* TASK STATEMENT *
Output each record in full, exactly as it stands.

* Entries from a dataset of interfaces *
◇ ◇ ◇ ◇

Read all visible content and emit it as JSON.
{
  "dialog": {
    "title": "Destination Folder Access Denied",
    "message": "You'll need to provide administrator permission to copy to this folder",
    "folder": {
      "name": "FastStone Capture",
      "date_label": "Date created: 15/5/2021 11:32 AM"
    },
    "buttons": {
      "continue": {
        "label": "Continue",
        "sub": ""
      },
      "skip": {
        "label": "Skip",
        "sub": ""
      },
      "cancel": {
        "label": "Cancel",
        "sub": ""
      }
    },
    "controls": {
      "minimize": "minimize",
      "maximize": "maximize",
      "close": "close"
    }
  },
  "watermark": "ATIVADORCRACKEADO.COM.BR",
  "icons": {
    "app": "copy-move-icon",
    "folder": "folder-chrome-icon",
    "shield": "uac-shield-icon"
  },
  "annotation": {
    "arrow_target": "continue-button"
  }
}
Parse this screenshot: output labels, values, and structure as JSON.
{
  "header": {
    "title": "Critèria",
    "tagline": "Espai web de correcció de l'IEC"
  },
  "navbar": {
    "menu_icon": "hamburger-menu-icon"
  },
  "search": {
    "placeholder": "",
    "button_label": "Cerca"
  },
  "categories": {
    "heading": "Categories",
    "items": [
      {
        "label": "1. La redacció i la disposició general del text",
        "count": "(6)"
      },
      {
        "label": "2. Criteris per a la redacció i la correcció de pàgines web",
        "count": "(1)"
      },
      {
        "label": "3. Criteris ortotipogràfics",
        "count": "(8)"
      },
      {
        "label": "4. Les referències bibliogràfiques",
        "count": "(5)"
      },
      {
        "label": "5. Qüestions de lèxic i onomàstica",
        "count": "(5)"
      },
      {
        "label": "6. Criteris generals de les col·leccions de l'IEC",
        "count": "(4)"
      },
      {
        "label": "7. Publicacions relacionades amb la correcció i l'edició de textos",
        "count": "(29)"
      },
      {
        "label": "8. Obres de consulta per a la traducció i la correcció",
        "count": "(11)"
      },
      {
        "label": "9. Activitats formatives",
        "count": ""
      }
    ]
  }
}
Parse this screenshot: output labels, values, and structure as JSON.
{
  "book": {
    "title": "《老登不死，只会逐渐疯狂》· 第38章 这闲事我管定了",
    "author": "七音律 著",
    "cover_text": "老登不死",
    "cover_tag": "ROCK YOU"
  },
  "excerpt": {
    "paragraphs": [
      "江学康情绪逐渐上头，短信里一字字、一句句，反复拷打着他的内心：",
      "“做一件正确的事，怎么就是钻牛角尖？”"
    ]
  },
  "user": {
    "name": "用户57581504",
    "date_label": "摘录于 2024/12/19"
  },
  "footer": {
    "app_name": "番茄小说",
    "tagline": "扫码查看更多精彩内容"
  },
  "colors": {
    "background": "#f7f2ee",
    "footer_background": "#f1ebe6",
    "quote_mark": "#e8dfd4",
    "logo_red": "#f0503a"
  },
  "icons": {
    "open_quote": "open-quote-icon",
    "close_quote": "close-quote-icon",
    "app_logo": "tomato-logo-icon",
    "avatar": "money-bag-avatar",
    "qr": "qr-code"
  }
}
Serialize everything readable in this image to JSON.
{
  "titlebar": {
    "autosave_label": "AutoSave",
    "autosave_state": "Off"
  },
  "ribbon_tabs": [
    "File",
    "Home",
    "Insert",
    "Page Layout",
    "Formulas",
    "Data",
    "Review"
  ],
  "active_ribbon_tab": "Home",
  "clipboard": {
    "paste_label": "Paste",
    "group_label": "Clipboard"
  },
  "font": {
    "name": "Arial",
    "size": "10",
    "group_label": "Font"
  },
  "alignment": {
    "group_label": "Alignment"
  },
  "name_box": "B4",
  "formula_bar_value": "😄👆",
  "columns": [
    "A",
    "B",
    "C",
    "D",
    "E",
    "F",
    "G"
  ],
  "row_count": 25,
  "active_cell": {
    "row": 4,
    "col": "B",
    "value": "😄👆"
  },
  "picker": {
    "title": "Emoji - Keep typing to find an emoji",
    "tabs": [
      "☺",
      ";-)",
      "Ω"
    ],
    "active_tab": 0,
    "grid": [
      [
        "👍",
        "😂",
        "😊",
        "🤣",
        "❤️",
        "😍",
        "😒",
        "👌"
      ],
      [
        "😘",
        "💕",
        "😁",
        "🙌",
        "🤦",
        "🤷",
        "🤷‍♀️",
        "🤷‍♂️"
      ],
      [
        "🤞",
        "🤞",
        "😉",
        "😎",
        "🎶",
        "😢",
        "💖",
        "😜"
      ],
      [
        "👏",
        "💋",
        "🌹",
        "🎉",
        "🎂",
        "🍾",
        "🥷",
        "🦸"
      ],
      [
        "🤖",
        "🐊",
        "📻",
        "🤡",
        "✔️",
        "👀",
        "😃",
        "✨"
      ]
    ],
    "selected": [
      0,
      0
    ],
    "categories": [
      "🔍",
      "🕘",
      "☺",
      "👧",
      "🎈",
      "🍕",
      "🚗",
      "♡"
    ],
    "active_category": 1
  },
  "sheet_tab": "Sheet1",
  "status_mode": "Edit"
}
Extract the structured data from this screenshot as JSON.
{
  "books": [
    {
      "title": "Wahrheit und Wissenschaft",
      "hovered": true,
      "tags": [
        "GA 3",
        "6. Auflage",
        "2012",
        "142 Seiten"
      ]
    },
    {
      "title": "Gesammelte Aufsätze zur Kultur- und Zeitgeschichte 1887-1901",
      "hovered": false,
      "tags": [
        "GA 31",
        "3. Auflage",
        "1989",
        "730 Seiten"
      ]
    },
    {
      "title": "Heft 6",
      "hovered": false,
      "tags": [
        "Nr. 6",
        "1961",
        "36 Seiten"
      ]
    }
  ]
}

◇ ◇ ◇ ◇

* THE COMPLETED TASK *
Read all visible content and emit it as JSON.
{
  "dialog": {
    "title": "Destination Folder Access Denied",
    "message": "You'll need to provide administrator permission to copy to this folder",
    "folder": {
      "name": "FastStone Capture",
      "date_label": "Date created: 15/5/2021 11:32 AM"
    },
    "buttons": {
      "continue": {
        "label": "Continue",
        "sub": ""
      },
      "skip": {
        "label": "Skip",
        "sub": ""
      },
      "cancel": {
        "label": "Cancel",
        "sub": ""
      }
    },
    "controls": {
      "minimize": "minimize",
      "maximize": "maximize",
      "close": "close"
    }
  },
  "watermark": "ATIVADORCRACKEADO.COM.BR",
  "icons": {
    "app": "copy-move-icon",
    "folder": "folder-chrome-icon",
    "shield": "uac-shield-icon"
  },
  "annotation": {
    "arrow_target": "continue-button"
  }
}
Parse this screenshot: output labels, values, and structure as JSON.
{
  "header": {
    "title": "Critèria",
    "tagline": "Espai web de correcció de l'IEC"
  },
  "navbar": {
    "menu_icon": "hamburger-menu-icon"
  },
  "search": {
    "placeholder": "",
    "button_label": "Cerca"
  },
  "categories": {
    "heading": "Categories",
    "items": [
      {
        "label": "1. La redacció i la disposició general del text",
        "count": "(6)"
      },
      {
        "label": "2. Criteris per a la redacció i la correcció de pàgines web",
        "count": "(1)"
      },
      {
        "label": "3. Criteris ortotipogràfics",
        "count": "(8)"
      },
      {
        "label": "4. Les referències bibliogràfiques",
        "count": "(5)"
      },
      {
        "label": "5. Qüestions de lèxic i onomàstica",
        "count": "(5)"
      },
      {
        "label": "6. Criteris generals de les col·leccions de l'IEC",
        "count": "(4)"
      },
      {
        "label": "7. Publicacions relacionades amb la correcció i l'edició de textos",
        "count": "(29)"
      },
      {
        "label": "8. Obres de consulta per a la traducció i la correcció",
        "count": "(11)"
      },
      {
        "label": "9. Activitats formatives",
        "count": ""
      }
    ]
  }
}
Parse this screenshot: output labels, values, and structure as JSON.
{
  "book": {
    "title": "《老登不死，只会逐渐疯狂》· 第38章 这闲事我管定了",
    "author": "七音律 著",
    "cover_text": "老登不死",
    "cover_tag": "ROCK YOU"
  },
  "excerpt": {
    "paragraphs": [
      "江学康情绪逐渐上头，短信里一字字、一句句，反复拷打着他的内心：",
      "“做一件正确的事，怎么就是钻牛角尖？”"
    ]
  },
  "user": {
    "name": "用户57581504",
    "date_label": "摘录于 2024/12/19"
  },
  "footer": {
    "app_name": "番茄小说",
    "tagline": "扫码查看更多精彩内容"
  },
  "colors": {
    "background": "#f7f2ee",
    "footer_background": "#f1ebe6",
    "quote_mark": "#e8dfd4",
    "logo_red": "#f0503a"
  },
  "icons": {
    "open_quote": "open-quote-icon",
    "close_quote": "close-quote-icon",
    "app_logo": "tomato-logo-icon",
    "avatar": "money-bag-avatar",
    "qr": "qr-code"
  }
}
Serialize everything readable in this image to JSON.
{
  "titlebar": {
    "autosave_label": "AutoSave",
    "autosave_state": "Off"
  },
  "ribbon_tabs": [
    "File",
    "Home",
    "Insert",
    "Page Layout",
    "Formulas",
    "Data",
    "Review"
  ],
  "active_ribbon_tab": "Home",
  "clipboard": {
    "paste_label": "Paste",
    "group_label": "Clipboard"
  },
  "font": {
    "name": "Arial",
    "size": "10",
    "group_label": "Font"
  },
  "alignment": {
    "group_label": "Alignment"
  },
  "name_box": "B4",
  "formula_bar_value": "😄👆",
  "columns": [
    "A",
    "B",
    "C",
    "D",
    "E",
    "F",
    "G"
  ],
  "row_count": 25,
  "active_cell": {
    "row": 4,
    "col": "B",
    "value": "😄👆"
  },
  "picker": {
    "title": "Emoji - Keep typing to find an emoji",
    "tabs": [
      "☺",
      ";-)",
      "Ω"
    ],
    "active_tab": 0,
    "grid": [
      [
        "👍",
        "😂",
        "😊",
        "🤣",
        "❤️",
        "😍",
        "😒",
        "👌"
      ],
      [
        "😘",
        "💕",
        "😁",
        "🙌",
        "🤦",
        "🤷",
        "🤷‍♀️",
        "🤷‍♂️"
      ],
      [
        "🤞",
        "🤞",
        "😉",
        "😎",
        "🎶",
        "😢",
        "💖",
        "😜"
      ],
      [
        "👏",
        "💋",
        "🌹",
        "🎉",
        "🎂",
        "🍾",
        "🥷",
        "🦸"
      ],
      [
        "🤖",
        "🐊",
        "📻",
        "🤡",
        "✔️",
        "👀",
        "😃",
        "✨"
      ]
    ],
    "selected": [
      0,
      0
    ],
    "categories": [
      "🔍",
      "🕘",
      "☺",
      "👧",
      "🎈",
      "🍕",
      "🚗",
      "♡"
    ],
    "active_category": 1
  },
  "sheet_tab": "Sheet1",
  "status_mode": "Edit"
}
Extract the structured data from this screenshot as JSON.
{
  "books": [
    {
      "title": "Wahrheit und Wissenschaft",
      "hovered": true,
      "tags": [
        "GA 3",
        "6. Auflage",
        "2012",
        "142 Seiten"
      ]
    },
    {
      "title": "Gesammelte Aufsätze zur Kultur- und Zeitgeschichte 1887-1901",
      "hovered": false,
      "tags": [
        "GA 31",
        "3. Auflage",
        "1989",
        "730 Seiten"
      ]
    },
    {
      "title": "Heft 6",
      "hovered": false,
      "tags": [
        "Nr. 6",
        "1961",
        "36 Seiten"
      ]
    }
  ]
}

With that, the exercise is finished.